Referenced by
Citing PatentFiling datePublication dateApplicantTitle
US5549229 *Feb 6, 1995Aug 27, 1996Chrysler CorporationLuggage rack
US5988556 *Aug 4, 1998Nov 23, 1999Corning IncorporatedMethod and apparatus for winding fiber on a spool
Classifications
U.S. Classification242/475.8, 242/165, 242/473.6
International ClassificationB65H54/34
Cooperative ClassificationB65H54/34, B65H2701/31
European ClassificationB65H54/34
Legal Events
DateCodeEventDescription
Apr 28, 2006FPAYFee payment
Year of fee payment: 12
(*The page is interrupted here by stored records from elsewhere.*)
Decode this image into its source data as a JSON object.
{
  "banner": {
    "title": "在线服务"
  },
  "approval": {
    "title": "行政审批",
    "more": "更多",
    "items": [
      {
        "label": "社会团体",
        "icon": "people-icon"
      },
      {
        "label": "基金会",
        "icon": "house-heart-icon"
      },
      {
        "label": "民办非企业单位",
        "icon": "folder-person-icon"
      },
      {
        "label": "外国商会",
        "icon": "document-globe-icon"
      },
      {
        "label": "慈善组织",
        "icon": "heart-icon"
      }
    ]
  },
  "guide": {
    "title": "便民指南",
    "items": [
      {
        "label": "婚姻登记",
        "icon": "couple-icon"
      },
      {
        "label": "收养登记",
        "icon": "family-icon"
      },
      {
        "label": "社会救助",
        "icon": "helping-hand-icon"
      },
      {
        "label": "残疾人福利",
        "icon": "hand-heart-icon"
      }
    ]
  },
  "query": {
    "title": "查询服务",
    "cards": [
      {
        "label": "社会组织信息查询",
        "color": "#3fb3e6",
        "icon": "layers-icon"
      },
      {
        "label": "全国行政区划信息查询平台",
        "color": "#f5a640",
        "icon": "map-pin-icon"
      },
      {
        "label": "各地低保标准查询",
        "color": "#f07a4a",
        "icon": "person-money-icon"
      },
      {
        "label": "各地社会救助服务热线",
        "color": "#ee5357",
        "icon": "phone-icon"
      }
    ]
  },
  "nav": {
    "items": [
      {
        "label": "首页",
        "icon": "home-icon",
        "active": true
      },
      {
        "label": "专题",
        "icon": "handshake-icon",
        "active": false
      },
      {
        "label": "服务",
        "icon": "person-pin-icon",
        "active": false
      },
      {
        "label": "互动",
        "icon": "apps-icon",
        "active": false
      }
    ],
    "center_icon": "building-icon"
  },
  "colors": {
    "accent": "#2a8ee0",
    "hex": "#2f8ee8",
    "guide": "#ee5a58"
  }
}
Apr 24, 2002FPAYFee payment
Year of fee payment: 8
Apr 17, 1998FPAYFee payment
Year of fee payment: 4
Aug 1, 1994ASAssignment
Owner name: W. SCHLAFHORST AG & CO., GERMANY
Free format text: ASSIGNMENT OF ASSIGNORS INTEREST;ASSIGNOR:RAASCH, HANS;REEL/FRAME:007078/0130
Effective date: 19930201